Crystal and Cyclona are a little -- okay, a lot -- rougher around the edges than was Vanessa. But Lyonne and Maria Celedonio pour such heart and soul into these outwardly soulless, heartless girls that we recognize them as human even when their actions appall us. (If you want an example of the mystery of fine acting, riddle yourself why we continue to empathize with and stay interested in Cyclona even after her vibrator scene, a scene that would be infamous if the movie were better known.) Cyclona is softened by her childlike faith in Sister Gomez and the purity of their quest. Crystal gets us in her corner by being the yeah-whatever voice of jaded reason, the stained fingers snatching the string of Cyclona's helium balloon of consciousness whenever it threatens to float off into the ozone. Tucked away subtly into Lyonne's characterization, though, is a sense of damaged, stunted girlhood. Crystal was once a little girl who loved to eat until guilt was attached to appetite; toss teenage body-loathing into the mix and you have a complex web of self-destruction and destruction, a girl who hates herself and figures nothing she does means anything anyway, so, fuck it, let's do some crimes. Lyonne also knows what to do with a line like "Blowing your dad definitely qualifies as some memorable shit. I know. I been there." She delivers this with a rueful smile that speaks volumes about the self-protective membrane such girls must place over memories of abuse.

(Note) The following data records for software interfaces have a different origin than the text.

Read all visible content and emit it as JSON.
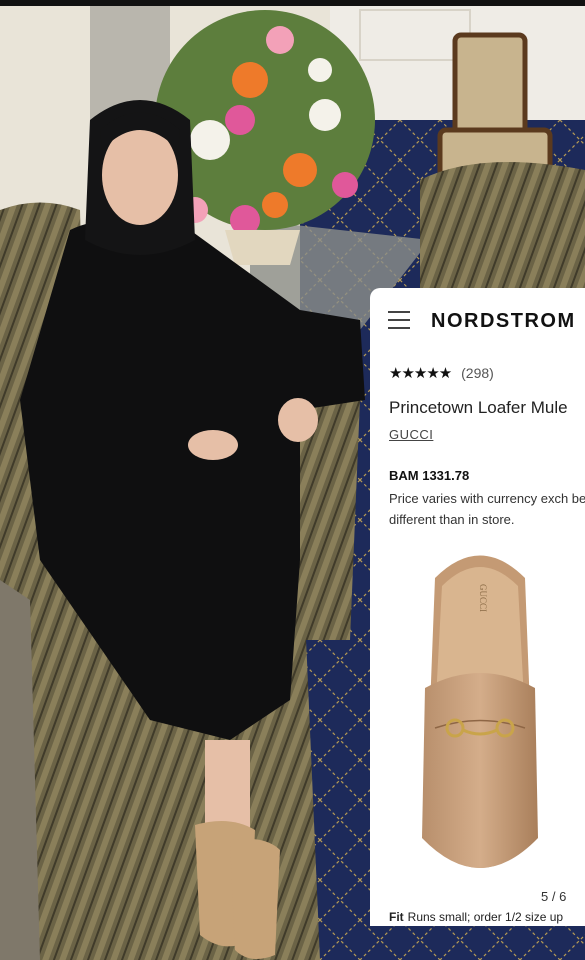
{
  "card": {
    "brand": "NORDSTROM",
    "rating": {
      "stars_text": "★★★★★",
      "value": 5,
      "count_text": "(298)"
    },
    "product_name": "Princetown Loafer Mule",
    "product_brand": "GUCCI",
    "price": "BAM 1331.78",
    "price_note": "Price varies with currency exch be different than in store.",
    "image_counter": "5 / 6",
    "fit_label": "Fit",
    "fit_text": "Runs small; order 1/2 size up",
    "shoe_insole_text": "GUCCI"
  },
  "icons": [
    "menu-icon",
    "star-icon"
  ],
  "colors": {
    "card_bg": "#ffffff",
    "shoe_tan": "#c79f7c",
    "carpet": "#1d2a5a",
    "sofa_stripe": "#6b6346"
  }
}
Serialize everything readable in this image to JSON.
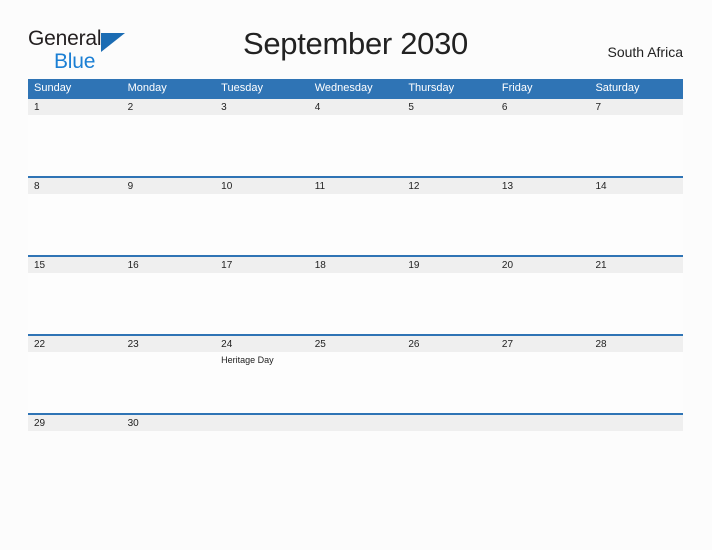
{
  "brand": {
    "word1": "General",
    "word2": "Blue",
    "flag_icon": "flag-triangle-icon",
    "color_dark": "#231f20",
    "color_blue": "#1b7fd4"
  },
  "header": {
    "title": "September 2030",
    "region": "South Africa"
  },
  "theme": {
    "header_blue": "#2f74b5",
    "band_gray": "#efefef",
    "page_bg": "#fcfcfc",
    "text": "#222222"
  },
  "calendar": {
    "weekdays": [
      "Sunday",
      "Monday",
      "Tuesday",
      "Wednesday",
      "Thursday",
      "Friday",
      "Saturday"
    ],
    "weeks": [
      {
        "days": [
          {
            "num": "1",
            "event": ""
          },
          {
            "num": "2",
            "event": ""
          },
          {
            "num": "3",
            "event": ""
          },
          {
            "num": "4",
            "event": ""
          },
          {
            "num": "5",
            "event": ""
          },
          {
            "num": "6",
            "event": ""
          },
          {
            "num": "7",
            "event": ""
          }
        ]
      },
      {
        "days": [
          {
            "num": "8",
            "event": ""
          },
          {
            "num": "9",
            "event": ""
          },
          {
            "num": "10",
            "event": ""
          },
          {
            "num": "11",
            "event": ""
          },
          {
            "num": "12",
            "event": ""
          },
          {
            "num": "13",
            "event": ""
          },
          {
            "num": "14",
            "event": ""
          }
        ]
      },
      {
        "days": [
          {
            "num": "15",
            "event": ""
          },
          {
            "num": "16",
            "event": ""
          },
          {
            "num": "17",
            "event": ""
          },
          {
            "num": "18",
            "event": ""
          },
          {
            "num": "19",
            "event": ""
          },
          {
            "num": "20",
            "event": ""
          },
          {
            "num": "21",
            "event": ""
          }
        ]
      },
      {
        "days": [
          {
            "num": "22",
            "event": ""
          },
          {
            "num": "23",
            "event": ""
          },
          {
            "num": "24",
            "event": "Heritage Day"
          },
          {
            "num": "25",
            "event": ""
          },
          {
            "num": "26",
            "event": ""
          },
          {
            "num": "27",
            "event": ""
          },
          {
            "num": "28",
            "event": ""
          }
        ]
      },
      {
        "days": [
          {
            "num": "29",
            "event": ""
          },
          {
            "num": "30",
            "event": ""
          },
          {
            "num": "",
            "event": ""
          },
          {
            "num": "",
            "event": ""
          },
          {
            "num": "",
            "event": ""
          },
          {
            "num": "",
            "event": ""
          },
          {
            "num": "",
            "event": ""
          }
        ]
      }
    ]
  }
}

Eventually the girls reach Mexico, where they do indeed locate Sister Gomez, played by Vincent Gallo -- no, you haven't just gone insane; Vincent Gallo -- as a fluttery-voiced visionary nun who takes the starving orphans of Tijuana into her dining room for pastries and candy. This, you'll note, is also where the film reaches its fairy-tale mode (there are intimations of it earlier, when the girls leave a trail of crack rocks in the forest). Sister Gomez offers to "feed" Crystal's "demon," curing her of her anger and bulimia; Crystal believes this, not because she's gullible but because she feels the metaphorical truth that her rage and her eating disorder are connected. For Cyclona, Sister Gomez promises to rid her of the voices in her head. All of this comes at a price, though, and Crystal finds herself working the street, hustling stupid guys for services she doesn't provide. It all leads to a John Woo-style climax wherein Crystal discovers Sister Gomez's perfidy, introduces her to her own oven, and blazes away at a decadent party of pervs with a gun in each hand. I'm not sure what to think about Sister Gomez, yet another case of crossdresser-as-psycho, perhaps justifiable in that the girls are led to trust her only to discover that she's just some guy -- and in this movie, guys spell trouble (yet, as usual, cops aren't demonized and even a clownish horndog lawyer played with brio by David Alan Grier comes off as oddly likable).

Trickbaby has been derided as post-Tarantino trash unworthy of the Freeway label; it's a cheap way for critics to assert that they enjoy Ebert-approved pulp like Freeway, but harder-edged pulp like Trickbaby that makes them think about bulimia, incest, child pornography, and the inequities of the American justice system is just, well, too much. Better to just slag it off as a bad sequel and move on. This is as unfair as it is stupid. Trickbaby doesn't deserve to be judged as "a Freeway sequel"; it works on its own snarly, baroque terms as what I hope will be the middle panel of that trilogy. I eagerly await Freeway 3, or whatever the hell Kushner-Locke ends up calling it, as long as they finance it.

Why stop at a trilogy, though? I wouldn't mind if Matthew Bright went on making these art-house/drive-in rewrites of Grimm until he ran out of fairy tales to fracture or gutsy actresses willing to star in them.

© Copyright HBS Entertainment, Inc.